App and web page records
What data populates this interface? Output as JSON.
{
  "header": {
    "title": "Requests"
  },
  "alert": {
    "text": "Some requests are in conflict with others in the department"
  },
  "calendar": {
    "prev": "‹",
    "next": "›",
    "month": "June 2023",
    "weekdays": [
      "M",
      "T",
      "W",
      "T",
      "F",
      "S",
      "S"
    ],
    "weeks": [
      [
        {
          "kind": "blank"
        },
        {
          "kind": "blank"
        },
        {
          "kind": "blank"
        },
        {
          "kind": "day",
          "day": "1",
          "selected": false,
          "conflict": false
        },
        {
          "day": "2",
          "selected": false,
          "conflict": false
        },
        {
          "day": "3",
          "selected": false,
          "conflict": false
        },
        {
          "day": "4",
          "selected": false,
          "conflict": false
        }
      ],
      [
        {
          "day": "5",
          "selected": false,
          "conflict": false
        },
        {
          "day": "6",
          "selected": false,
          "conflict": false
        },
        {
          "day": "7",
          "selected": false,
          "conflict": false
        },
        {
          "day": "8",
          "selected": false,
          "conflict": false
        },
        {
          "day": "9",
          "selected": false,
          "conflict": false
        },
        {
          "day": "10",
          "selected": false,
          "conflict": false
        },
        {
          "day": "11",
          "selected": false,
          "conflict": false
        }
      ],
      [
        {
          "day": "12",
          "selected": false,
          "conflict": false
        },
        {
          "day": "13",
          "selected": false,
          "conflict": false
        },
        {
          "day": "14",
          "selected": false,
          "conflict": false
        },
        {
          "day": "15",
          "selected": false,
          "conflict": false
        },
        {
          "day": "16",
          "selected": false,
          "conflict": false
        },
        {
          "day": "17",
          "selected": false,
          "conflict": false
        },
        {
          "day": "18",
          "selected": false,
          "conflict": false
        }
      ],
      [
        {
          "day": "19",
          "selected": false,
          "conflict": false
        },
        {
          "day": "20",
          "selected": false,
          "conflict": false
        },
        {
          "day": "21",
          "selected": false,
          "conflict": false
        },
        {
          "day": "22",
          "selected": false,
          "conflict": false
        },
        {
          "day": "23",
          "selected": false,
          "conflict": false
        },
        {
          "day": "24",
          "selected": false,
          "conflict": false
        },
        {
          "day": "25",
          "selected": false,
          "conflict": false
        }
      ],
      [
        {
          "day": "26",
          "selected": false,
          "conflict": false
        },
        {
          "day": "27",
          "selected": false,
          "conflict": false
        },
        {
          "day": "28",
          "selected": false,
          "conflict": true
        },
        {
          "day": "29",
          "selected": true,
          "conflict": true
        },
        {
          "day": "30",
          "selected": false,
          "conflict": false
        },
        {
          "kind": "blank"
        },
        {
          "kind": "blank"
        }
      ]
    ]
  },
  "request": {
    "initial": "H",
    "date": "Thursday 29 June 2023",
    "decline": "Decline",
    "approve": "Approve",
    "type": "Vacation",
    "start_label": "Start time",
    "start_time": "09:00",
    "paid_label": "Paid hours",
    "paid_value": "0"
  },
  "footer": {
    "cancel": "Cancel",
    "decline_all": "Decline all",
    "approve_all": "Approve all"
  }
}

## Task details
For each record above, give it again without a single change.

## Solution to this exercise
What data populates this interface? Output as JSON.
{
  "header": {
    "title": "Requests"
  },
  "alert": {
    "text": "Some requests are in conflict with others in the department"
  },
  "calendar": {
    "prev": "‹",
    "next": "›",
    "month": "June 2023",
    "weekdays": [
      "M",
      "T",
      "W",
      "T",
      "F",
      "S",
      "S"
    ],
    "weeks": [
      [
        {
          "kind": "blank"
        },
        {
          "kind": "blank"
        },
        {
          "kind": "blank"
        },
        {
          "kind": "day",
          "day": "1",
          "selected": false,
          "conflict": false
        },
        {
          "day": "2",
          "selected": false,
          "conflict": false
        },
        {
          "day": "3",
          "selected": false,
          "conflict": false
        },
        {
          "day": "4",
          "selected": false,
          "conflict": false
        }
      ],
      [
        {
          "day": "5",
          "selected": false,
          "conflict": false
        },
        {
          "day": "6",
          "selected": false,
          "conflict": false
        },
        {
          "day": "7",
          "selected": false,
          "conflict": false
        },
        {
          "day": "8",
          "selected": false,
          "conflict": false
        },
        {
          "day": "9",
          "selected": false,
          "conflict": false
        },
        {
          "day": "10",
          "selected": false,
          "conflict": false
        },
        {
          "day": "11",
          "selected": false,
          "conflict": false
        }
      ],
      [
        {
          "day": "12",
          "selected": false,
          "conflict": false
        },
        {
          "day": "13",
          "selected": false,
          "conflict": false
        },
        {
          "day": "14",
          "selected": false,
          "conflict": false
        },
        {
          "day": "15",
          "selected": false,
          "conflict": false
        },
        {
          "day": "16",
          "selected": false,
          "conflict": false
        },
        {
          "day": "17",
          "selected": false,
          "conflict": false
        },
        {
          "day": "18",
          "selected": false,
          "conflict": false
        }
      ],
      [
        {
          "day": "19",
          "selected": false,
          "conflict": false
        },
        {
          "day": "20",
          "selected": false,
          "conflict": false
        },
        {
          "day": "21",
          "selected": false,
          "conflict": false
        },
        {
          "day": "22",
          "selected": false,
          "conflict": false
        },
        {
          "day": "23",
          "selected": false,
          "conflict": false
        },
        {
          "day": "24",
          "selected": false,
          "conflict": false
        },
        {
          "day": "25",
          "selected": false,
          "conflict": false
        }
      ],
      [
        {
          "day": "26",
          "selected": false,
          "conflict": false
        },
        {
          "day": "27",
          "selected": false,
          "conflict": false
        },
        {
          "day": "28",
          "selected": false,
          "conflict": true
        },
        {
          "day": "29",
          "selected": true,
          "conflict": true
        },
        {
          "day": "30",
          "selected": false,
          "conflict": false
        },
        {
          "kind": "blank"
        },
        {
          "kind": "blank"
        }
      ]
    ]
  },
  "request": {
    "initial": "H",
    "date": "Thursday 29 June 2023",
    "decline": "Decline",
    "approve": "Approve",
    "type": "Vacation",
    "start_label": "Start time",
    "start_time": "09:00",
    "paid_label": "Paid hours",
    "paid_value": "0"
  },
  "footer": {
    "cancel": "Cancel",
    "decline_all": "Decline all",
    "approve_all": "Approve all"
  }
}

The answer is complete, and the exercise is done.